- **Task requirements**
Search the entries for the word "mark" and copy each line that has it.

- **Information**
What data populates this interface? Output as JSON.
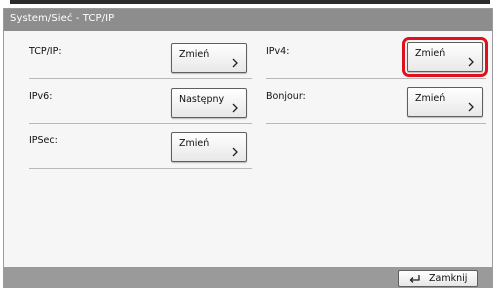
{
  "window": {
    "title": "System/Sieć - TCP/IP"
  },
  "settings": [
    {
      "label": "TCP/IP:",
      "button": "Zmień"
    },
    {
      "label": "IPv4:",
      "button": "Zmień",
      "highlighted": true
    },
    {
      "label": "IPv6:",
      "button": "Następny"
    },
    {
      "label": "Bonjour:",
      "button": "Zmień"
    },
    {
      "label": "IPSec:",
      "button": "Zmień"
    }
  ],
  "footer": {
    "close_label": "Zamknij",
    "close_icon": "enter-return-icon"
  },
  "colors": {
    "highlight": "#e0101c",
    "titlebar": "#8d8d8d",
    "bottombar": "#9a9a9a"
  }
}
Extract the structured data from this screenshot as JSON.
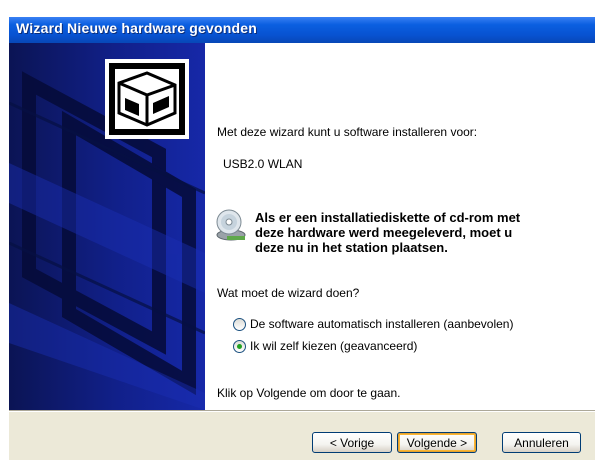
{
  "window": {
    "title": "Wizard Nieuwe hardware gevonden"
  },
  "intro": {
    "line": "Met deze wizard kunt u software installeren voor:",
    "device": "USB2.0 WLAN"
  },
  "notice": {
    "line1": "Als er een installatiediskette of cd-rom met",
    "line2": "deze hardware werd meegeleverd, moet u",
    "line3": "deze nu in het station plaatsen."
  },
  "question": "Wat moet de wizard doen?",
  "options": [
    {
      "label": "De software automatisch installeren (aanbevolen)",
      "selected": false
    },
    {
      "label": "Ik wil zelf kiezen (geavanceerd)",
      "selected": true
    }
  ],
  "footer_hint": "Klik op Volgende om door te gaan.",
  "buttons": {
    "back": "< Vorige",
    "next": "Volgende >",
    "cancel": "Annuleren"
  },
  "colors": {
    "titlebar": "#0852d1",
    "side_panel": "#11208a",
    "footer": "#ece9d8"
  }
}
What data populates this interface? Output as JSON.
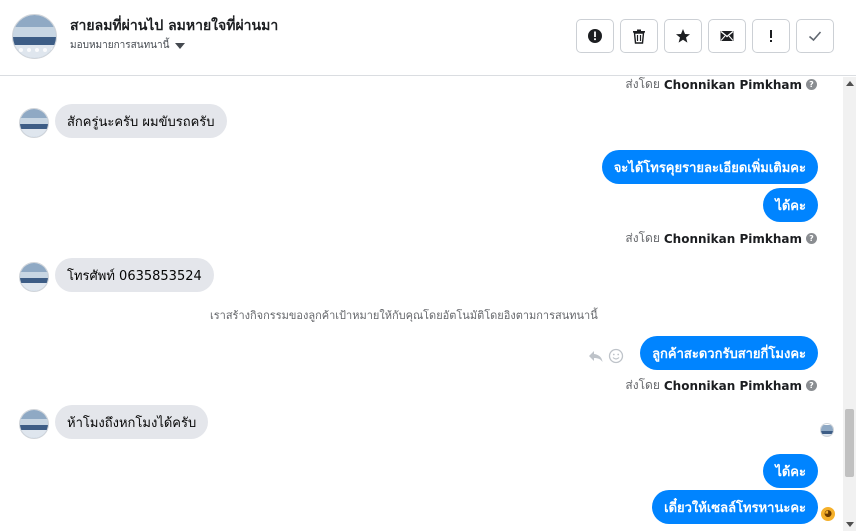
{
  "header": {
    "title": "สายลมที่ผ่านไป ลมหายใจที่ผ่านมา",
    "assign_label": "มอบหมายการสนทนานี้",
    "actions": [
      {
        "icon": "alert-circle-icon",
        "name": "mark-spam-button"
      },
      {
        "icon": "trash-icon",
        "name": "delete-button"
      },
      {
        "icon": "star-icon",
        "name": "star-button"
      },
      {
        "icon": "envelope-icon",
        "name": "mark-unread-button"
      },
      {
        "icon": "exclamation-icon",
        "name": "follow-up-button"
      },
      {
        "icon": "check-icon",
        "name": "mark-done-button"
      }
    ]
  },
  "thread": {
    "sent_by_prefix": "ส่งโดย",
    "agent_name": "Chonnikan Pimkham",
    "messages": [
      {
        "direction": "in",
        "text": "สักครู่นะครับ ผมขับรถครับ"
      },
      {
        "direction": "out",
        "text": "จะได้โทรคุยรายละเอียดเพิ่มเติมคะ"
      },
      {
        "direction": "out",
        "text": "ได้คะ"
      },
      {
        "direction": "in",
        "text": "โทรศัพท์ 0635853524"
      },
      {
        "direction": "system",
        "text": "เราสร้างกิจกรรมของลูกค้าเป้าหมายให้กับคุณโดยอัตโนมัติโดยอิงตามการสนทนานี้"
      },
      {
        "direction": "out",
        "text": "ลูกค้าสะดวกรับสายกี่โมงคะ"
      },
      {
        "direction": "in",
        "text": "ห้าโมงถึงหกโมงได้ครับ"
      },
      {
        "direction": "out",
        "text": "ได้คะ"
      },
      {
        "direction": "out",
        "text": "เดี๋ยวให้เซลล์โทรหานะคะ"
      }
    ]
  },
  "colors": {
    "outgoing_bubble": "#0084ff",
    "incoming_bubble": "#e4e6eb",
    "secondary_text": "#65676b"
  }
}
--
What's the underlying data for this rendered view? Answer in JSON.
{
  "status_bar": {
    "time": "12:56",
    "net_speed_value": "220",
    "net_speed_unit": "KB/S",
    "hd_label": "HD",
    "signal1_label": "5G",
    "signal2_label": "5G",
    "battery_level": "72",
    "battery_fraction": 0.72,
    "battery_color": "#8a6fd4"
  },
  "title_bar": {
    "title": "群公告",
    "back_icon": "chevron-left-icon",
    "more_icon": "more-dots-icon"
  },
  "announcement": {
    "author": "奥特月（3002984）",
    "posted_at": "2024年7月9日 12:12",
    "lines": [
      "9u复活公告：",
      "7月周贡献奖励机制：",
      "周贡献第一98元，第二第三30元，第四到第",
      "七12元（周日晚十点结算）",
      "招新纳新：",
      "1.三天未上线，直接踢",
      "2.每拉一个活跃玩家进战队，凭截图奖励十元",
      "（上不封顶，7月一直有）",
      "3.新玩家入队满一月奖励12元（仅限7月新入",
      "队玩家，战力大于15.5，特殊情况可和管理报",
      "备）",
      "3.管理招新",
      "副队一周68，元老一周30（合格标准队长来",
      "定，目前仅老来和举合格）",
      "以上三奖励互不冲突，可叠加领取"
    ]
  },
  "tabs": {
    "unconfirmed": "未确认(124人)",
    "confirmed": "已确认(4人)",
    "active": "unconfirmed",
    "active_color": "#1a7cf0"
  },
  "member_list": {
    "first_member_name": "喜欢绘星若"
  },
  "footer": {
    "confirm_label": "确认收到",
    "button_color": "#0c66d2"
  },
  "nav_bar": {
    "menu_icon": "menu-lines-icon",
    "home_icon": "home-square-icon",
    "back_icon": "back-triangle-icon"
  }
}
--
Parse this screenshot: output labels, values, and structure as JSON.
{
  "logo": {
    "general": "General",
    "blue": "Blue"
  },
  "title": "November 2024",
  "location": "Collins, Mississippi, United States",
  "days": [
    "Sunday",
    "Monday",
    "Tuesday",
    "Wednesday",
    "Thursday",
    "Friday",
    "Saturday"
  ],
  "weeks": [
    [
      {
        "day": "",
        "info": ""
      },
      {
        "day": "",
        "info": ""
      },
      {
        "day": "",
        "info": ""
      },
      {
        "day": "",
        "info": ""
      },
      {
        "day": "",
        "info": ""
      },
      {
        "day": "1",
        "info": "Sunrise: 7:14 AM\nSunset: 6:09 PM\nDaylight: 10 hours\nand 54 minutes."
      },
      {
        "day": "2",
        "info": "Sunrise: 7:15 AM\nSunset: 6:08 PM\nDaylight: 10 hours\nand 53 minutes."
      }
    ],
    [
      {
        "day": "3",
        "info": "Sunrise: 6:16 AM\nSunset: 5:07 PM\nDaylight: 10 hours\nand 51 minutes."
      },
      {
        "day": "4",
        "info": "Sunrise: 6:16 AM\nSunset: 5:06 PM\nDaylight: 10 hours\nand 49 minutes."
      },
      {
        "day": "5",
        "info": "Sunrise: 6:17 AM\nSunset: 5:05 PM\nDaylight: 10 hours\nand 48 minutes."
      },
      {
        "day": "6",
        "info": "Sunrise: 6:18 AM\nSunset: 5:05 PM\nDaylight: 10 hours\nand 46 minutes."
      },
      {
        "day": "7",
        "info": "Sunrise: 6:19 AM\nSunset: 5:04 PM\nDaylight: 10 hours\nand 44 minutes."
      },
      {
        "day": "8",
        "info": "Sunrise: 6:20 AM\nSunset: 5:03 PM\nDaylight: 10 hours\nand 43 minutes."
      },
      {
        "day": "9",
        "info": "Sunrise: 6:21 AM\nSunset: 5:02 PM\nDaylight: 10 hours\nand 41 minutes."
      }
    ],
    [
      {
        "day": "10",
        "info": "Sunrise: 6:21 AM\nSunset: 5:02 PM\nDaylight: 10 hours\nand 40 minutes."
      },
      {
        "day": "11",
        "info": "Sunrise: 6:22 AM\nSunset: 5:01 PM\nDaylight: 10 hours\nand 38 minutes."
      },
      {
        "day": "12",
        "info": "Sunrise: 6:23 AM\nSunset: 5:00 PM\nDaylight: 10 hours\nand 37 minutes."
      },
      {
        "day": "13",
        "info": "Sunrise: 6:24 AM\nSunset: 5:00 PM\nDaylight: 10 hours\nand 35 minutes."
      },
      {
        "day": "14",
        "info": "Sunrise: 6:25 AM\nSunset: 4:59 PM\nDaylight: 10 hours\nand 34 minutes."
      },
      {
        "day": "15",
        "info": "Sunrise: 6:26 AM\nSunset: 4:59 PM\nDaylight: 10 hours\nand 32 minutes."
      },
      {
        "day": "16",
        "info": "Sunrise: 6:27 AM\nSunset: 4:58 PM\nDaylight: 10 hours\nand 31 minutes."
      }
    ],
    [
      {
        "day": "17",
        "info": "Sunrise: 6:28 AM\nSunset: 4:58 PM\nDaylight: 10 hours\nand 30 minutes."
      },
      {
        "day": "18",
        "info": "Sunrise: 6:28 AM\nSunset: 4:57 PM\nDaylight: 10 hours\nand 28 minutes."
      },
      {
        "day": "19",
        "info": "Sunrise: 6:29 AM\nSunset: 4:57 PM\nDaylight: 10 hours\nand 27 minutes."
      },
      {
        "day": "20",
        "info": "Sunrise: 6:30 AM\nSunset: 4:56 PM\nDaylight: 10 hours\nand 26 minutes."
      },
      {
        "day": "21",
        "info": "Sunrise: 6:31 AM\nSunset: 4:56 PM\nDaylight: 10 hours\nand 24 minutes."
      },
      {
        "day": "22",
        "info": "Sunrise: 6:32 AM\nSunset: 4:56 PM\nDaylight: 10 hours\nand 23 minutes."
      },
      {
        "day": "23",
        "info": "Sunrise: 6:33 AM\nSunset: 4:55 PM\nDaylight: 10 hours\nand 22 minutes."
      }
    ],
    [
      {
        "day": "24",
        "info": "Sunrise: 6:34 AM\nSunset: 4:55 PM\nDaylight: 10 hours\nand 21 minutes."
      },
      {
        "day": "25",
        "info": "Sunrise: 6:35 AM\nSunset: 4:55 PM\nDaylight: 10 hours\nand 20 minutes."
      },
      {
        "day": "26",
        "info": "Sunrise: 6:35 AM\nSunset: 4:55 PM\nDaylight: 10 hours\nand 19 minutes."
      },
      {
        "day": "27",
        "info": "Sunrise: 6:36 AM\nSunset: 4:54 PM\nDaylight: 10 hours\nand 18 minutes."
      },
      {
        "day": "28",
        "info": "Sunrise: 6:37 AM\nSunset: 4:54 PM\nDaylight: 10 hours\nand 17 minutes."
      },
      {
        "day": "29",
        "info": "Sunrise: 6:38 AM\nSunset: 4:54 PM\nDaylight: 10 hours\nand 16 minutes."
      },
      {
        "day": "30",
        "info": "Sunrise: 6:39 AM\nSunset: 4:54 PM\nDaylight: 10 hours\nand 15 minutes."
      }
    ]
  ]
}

- **Task answer**
        "name": "mark-spam-button"
        "name": "mark-unread-button"
        "name": "mark-done-button"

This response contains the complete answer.